From time to time, we see migrant workers at our Cuff Road Project who, while signing up for free meals, decline our help with their cases. In this report, TWC2 volunteer Hannah Go speaks to one such worker whom we’ll call Yasser (not his real name). Yasser has launched a salary claim. From what we learn of the rough contours of his case, we fear his case may be more complicated and weaker than he seems to think.

Yet he appears very confident about it, convinced that “MOM help me”, and with it, his chance of success is good. What he may not realise is that the authorities must, per their proper role, be neutral in the dispute between him and his employer. How Yasser got the impression that he has the ministry on his side and doing the best for him is unclear.

By TWC2 volunteer Hannah Go, based on an interview in November 2020

When Yasser received his copy of the In-Principle Approval (IPA) (see Glossary for explanation), he was surprised to see a totally different salary figure from what he thought he had agreed with the employer, he tells me during our interview. “IPA say $325.”

By then he had no choice but to continue, since he had already paid for the job.

The job began in March 2019, and at some point, he was told that he would receive $30 a day, along with transport money. Indeed he was paid at that rate, he says, at least in the early period. “At first, everything is okay. I get pay, sometimes from bank, sometimes cash.”

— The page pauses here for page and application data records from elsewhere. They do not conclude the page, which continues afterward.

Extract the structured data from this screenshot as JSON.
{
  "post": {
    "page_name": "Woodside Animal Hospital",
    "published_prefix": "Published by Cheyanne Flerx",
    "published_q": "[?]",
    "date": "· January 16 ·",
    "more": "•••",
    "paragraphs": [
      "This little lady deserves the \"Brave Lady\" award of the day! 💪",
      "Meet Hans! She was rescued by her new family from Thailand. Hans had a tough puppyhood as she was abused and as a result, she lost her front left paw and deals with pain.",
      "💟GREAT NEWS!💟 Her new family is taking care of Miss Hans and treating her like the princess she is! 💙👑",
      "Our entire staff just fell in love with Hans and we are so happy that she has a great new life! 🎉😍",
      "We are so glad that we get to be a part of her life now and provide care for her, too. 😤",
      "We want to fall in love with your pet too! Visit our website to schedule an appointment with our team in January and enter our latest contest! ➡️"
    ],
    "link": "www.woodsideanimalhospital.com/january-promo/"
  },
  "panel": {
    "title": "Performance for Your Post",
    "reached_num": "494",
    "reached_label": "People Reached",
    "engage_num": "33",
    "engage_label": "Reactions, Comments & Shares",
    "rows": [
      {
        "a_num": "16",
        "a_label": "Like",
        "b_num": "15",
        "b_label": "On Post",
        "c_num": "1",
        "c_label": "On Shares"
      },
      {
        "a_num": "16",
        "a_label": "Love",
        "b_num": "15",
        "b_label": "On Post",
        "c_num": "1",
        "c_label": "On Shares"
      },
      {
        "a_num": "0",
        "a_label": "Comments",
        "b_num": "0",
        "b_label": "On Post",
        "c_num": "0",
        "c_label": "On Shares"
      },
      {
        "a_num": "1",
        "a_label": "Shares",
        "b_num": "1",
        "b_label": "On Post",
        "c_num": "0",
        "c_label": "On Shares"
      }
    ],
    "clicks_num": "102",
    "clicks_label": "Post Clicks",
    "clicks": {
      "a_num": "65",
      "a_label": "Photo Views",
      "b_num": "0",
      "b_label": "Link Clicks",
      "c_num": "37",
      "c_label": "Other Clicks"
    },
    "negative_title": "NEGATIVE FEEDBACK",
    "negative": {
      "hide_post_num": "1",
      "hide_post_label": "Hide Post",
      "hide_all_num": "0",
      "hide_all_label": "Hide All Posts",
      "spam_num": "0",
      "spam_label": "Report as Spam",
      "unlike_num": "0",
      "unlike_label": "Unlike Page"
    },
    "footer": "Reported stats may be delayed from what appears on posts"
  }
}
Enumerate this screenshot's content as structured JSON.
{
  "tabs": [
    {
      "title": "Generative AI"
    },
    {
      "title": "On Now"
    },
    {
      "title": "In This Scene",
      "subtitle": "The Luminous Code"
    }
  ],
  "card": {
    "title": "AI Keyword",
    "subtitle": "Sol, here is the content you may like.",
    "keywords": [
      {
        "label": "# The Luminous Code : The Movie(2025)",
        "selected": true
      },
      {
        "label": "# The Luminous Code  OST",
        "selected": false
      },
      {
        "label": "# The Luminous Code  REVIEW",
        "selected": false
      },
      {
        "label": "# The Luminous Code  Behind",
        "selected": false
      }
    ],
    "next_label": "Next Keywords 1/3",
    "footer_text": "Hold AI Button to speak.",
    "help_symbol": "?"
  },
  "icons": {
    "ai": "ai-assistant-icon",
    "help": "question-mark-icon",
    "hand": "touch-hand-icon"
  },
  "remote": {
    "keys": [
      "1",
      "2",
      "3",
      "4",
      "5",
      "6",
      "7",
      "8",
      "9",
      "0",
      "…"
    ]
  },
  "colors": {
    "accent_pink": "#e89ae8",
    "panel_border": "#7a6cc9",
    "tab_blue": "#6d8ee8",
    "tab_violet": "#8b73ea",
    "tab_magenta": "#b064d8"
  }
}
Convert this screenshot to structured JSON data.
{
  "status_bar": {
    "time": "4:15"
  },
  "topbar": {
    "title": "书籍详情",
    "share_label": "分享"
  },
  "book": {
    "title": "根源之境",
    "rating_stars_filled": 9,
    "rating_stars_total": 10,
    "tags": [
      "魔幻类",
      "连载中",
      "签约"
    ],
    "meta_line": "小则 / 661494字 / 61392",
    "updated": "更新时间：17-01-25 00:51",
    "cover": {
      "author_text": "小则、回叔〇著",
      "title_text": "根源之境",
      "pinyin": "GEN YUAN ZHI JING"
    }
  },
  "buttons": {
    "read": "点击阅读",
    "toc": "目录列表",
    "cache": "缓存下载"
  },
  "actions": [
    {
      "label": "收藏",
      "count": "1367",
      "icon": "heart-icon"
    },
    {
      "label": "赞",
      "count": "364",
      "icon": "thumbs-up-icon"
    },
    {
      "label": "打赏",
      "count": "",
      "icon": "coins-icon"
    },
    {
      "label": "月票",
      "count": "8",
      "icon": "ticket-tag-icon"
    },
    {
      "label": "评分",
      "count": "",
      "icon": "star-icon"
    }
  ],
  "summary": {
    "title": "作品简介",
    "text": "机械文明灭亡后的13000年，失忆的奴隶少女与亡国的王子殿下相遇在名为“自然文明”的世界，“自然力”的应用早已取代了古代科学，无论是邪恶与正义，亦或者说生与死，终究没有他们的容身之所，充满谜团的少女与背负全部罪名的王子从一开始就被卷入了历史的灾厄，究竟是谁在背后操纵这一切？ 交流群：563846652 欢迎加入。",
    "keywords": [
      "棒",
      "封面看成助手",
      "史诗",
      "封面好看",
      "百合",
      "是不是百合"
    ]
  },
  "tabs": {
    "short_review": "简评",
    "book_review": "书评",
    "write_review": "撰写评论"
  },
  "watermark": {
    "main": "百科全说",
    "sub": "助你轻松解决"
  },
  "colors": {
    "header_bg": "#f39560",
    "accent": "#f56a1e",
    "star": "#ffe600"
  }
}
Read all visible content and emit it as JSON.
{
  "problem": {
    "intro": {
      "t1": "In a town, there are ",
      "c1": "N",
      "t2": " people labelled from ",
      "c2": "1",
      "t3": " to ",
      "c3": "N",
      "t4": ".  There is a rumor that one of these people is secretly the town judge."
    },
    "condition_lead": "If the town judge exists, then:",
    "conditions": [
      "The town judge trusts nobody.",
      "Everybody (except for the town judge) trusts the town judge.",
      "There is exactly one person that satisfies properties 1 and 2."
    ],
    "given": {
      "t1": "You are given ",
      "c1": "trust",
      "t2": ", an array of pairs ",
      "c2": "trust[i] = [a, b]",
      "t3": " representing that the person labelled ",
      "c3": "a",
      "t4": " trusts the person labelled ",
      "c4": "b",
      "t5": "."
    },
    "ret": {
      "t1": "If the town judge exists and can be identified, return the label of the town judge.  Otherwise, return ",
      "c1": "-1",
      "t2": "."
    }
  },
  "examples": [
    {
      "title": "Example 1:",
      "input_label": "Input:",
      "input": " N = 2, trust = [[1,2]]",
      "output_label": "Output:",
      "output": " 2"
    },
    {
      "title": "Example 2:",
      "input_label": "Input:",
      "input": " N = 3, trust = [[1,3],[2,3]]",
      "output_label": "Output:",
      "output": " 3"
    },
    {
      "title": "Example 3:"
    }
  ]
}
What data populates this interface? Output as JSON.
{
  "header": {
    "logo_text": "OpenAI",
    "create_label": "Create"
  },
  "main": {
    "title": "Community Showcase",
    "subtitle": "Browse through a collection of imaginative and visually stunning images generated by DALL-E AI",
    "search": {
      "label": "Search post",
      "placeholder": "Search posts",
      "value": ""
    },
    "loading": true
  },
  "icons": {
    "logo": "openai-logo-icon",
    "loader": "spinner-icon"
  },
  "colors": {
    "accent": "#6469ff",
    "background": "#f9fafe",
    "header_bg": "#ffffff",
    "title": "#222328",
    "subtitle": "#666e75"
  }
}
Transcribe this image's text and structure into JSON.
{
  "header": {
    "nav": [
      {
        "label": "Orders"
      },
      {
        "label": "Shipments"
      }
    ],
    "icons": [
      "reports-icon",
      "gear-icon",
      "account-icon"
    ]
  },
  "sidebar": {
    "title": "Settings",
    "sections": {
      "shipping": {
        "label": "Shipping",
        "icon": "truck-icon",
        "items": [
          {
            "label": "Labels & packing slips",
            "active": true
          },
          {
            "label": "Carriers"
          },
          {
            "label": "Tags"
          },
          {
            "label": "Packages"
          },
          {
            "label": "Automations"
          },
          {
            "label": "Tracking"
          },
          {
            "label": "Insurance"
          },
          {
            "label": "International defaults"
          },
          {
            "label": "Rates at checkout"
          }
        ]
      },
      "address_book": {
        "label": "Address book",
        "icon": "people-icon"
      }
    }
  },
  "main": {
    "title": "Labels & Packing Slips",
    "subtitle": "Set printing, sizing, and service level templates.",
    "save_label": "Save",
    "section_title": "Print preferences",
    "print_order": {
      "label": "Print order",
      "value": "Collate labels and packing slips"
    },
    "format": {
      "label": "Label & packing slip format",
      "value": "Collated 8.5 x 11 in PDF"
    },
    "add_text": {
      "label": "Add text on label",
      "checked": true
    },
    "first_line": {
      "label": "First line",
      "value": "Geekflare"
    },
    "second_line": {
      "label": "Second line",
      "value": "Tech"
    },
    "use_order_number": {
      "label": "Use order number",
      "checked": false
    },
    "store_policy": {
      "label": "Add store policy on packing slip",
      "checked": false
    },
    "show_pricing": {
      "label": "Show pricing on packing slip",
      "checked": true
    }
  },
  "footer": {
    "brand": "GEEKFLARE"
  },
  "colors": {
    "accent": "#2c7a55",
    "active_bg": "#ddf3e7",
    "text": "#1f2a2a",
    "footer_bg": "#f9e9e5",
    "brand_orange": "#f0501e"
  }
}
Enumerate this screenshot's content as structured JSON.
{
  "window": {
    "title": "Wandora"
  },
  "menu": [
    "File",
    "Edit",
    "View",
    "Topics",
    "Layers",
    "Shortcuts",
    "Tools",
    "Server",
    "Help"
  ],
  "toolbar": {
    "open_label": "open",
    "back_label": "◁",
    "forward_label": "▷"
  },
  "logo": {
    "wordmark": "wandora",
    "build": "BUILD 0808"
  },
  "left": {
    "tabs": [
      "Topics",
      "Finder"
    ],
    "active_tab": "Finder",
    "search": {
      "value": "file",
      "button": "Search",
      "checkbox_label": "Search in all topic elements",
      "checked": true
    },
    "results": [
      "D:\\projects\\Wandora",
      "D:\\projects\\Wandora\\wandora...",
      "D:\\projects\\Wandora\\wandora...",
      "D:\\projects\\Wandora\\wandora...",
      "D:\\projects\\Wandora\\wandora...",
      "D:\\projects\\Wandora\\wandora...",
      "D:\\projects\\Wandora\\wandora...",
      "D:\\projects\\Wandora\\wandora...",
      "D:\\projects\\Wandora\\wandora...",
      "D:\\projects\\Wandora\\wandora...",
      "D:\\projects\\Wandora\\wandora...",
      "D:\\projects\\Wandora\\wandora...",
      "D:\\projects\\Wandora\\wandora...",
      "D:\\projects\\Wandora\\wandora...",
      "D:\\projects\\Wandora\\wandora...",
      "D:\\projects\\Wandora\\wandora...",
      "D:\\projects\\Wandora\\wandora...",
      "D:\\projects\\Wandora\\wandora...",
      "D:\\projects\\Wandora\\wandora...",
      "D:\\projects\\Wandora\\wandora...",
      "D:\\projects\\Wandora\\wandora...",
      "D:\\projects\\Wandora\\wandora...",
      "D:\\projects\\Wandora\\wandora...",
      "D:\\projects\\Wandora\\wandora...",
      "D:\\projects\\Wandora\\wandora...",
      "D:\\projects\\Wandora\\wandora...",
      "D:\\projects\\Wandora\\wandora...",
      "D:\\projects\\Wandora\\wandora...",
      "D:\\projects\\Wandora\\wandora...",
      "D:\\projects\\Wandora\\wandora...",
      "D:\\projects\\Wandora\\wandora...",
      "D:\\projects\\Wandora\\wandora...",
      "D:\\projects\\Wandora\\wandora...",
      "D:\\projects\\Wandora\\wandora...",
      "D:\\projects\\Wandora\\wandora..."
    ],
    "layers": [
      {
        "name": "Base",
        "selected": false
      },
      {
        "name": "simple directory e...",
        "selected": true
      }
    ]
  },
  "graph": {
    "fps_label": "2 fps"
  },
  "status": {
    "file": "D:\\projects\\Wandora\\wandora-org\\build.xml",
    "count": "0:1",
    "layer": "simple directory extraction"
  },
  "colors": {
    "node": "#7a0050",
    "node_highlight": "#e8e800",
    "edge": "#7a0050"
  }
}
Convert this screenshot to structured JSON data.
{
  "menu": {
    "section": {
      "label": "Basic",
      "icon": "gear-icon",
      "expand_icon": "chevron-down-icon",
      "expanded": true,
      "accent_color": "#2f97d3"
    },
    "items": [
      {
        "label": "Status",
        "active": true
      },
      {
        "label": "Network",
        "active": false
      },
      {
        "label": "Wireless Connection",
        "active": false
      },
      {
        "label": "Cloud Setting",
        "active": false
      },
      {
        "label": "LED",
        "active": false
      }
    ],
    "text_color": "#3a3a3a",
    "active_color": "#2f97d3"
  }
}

However, he tells me that he was not provided with pay slips or any other documentation to show the actual payment, or how the amounts were calculated. But as he was receiving pay regularly, that was the best that he could have expected at that point.

$30 a day is equivalent to about $800 per month. This is a far cry from the $1,600 that was mentioned when he was applying for the job.

The big issue now is that neither $1,600 nor $800 is his real entitlement according to his IPA, Yasser admits. It is $325. Unfortunately, he doesn’t have his IPA with him when we meet, so he can’t show it to us and we can only take his word for it.

We ask him to show us another day, but he hesitates, saying that he is getting help from the Ministry of Manpower (MOM). Like many workers, Yasser conflates MOM with the actual body conducting salary mediation between employees and employers, namely the Tripartite Alliance for Dispute Management (TADM).

Only verbal

30-year-old Yasser was working in a factory when he first met his current boss, who told him about his electrical company. Yasser says he checked out the company profile. Everything seemed to be in order and he contacted the boss, who then offered him — verbally, of course — a salary of $1,600 per month.

“I liked him that time. He seemed okay. I trust,” says Yasser when asked what made him decide to proceed.

Ah, but the job did not come free. To secure it, Yasser says the boss asked him for $2,000. However, as Yasser was by then in Bangladesh, it was Yasser’s uncle who made a downpayment of $500 on his behalf. The uncle was working in Singapore at the time.

Yasser claims that he paid the balance directly to the boss when he arrived in Singapore.


In December 2019, salary payments ceased, says Yasser. By March 2020, news was that the company was closing shop. Yasser then filed a case against his employer for the pay that was due him for the four months.

He adds that he is also claiming salary for another one-and-a-half months, from April to mid-May, given that his work permit expired only in May 2020.

We ask him which of the three different salaries he is basing his claim on — $1,600, $325, or $30/day?

Yasser says that it is based on practice — i.e. actual pay. He just wants to get what he was receiving previously, which was $30 a day.

The worrying part is, from what’s been said so far, that he may have little on paper to prove it. Our understanding is that the banked salaries were few and far between, and the cash payments may be hard to corroborate, since no pay slips or statements were issued.

Moreover, if the company has closed shop, what’s there in the company’s bank account to pay Yasser with, even if he wins his case?

It has been more than a year since he has gotten paid, and seven months since his permit expired. While waiting to resolve this matter, Yasser hopes to get a chance to look for and transfer to a new job, so he can continue to support his parents and three sisters back home.